To evaluate whether a liposomal bupivacaine incisional block decreases postoperative pain and represents an opioid-minimizing strategy after scheduled cesarean delivery.
In a single-blind, randomized controlled trial among opioid-naive women undergoing cesarean delivery, liposomal bupivacaine or placebo was infiltrated into the fascia and skin at the surgical site, before fascial closure. Using an 11-point numeric rating scale, the primary outcome was pain score with movement at 48 hours postoperatively. A sample size of 40 women per group was needed to detect a 1.5-point reduction in pain score in the intervention group. Pain scores and opioid consumption, in oral morphine milligram equivalents, at 48 hours postoperatively were summarized as medians (interquartile range) and compared using the Wilcoxon rank-sum test.

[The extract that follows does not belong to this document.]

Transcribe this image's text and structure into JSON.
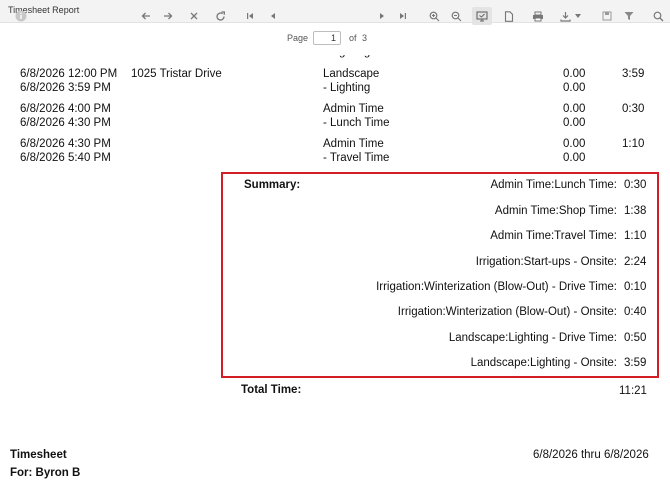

Between March and September 2017, 249 women were screened, 103 women enrolled, and 80 women were randomized. One woman in the liposomal bupivacaine group was excluded after randomization as a result of a vertical skin incision, leaving 39 patients in the liposomal bupivacaine group and 40 in the placebo group. Baseline characteristics between groups were similar. The median (interquartile range) pain score with movement at 48 hours postoperatively was 4 (2–5) in the liposomal bupivacaine group and 3.5 (2–5.5) in the placebo group (P=.72). The median (interquartile range) opioid use was 37.5 (7.5–60) morphine milligram equivalents in the liposomal bupivacaine group and 37.5 (15–75) morphine milligram equivalents in the placebo group during the first 48 hours postoperatively (P=.44).
Compared with placebo, a liposomal bupivacaine incisional block at the time of cesarean delivery resulted in similar postoperative pain scores in the first 48 hours postoperatively.
A liposomal bupivacaine incisional block into the skin and fascia during closure after cesarean delivery did not decrease inpatient pain scores or opioid use.
Division of Maternal-Fetal Medicine and the Deborah Kelly Center for Outcomes Research, Department of Obstetrics and Gynecology, Massachusetts General Hospital, Boston, Massachusetts; Providence Anesthesia Services, Spokane, Washington; and the Department of Anesthesia, Critical Care, and Pain Medicine and the Division of Pharmacoepidemiology and Pharmacoeconomics, Department of Medicine, Brigham and Women's Hospital, and the Division of Maternal-Fetal Medicine, Department of Obstetrics & Gynecology, Beth Israel Deaconess Medical Center, Boston, Massachusetts.
Corresponding author: Malavika Prabhu, MD, Division of Maternal-Fetal Medicine, Department of Obstetrics and Gynecology, Massachusetts General Hospital, 55 Fruit Street, Founders 460, Boston, MA 02114; email: Malavika.firstname.lastname@example.org.
Supported by an investigator-initiated grant from Pacira, Inc (2016-127).
Financial Disclosure The authors did not report any potential conflicts of interest.
Each author has indicated that he or she has met the journal's requirements for authorship.
Received December 27, 2017. Received in revised form February 26, 2018. Accepted March 8, 2018.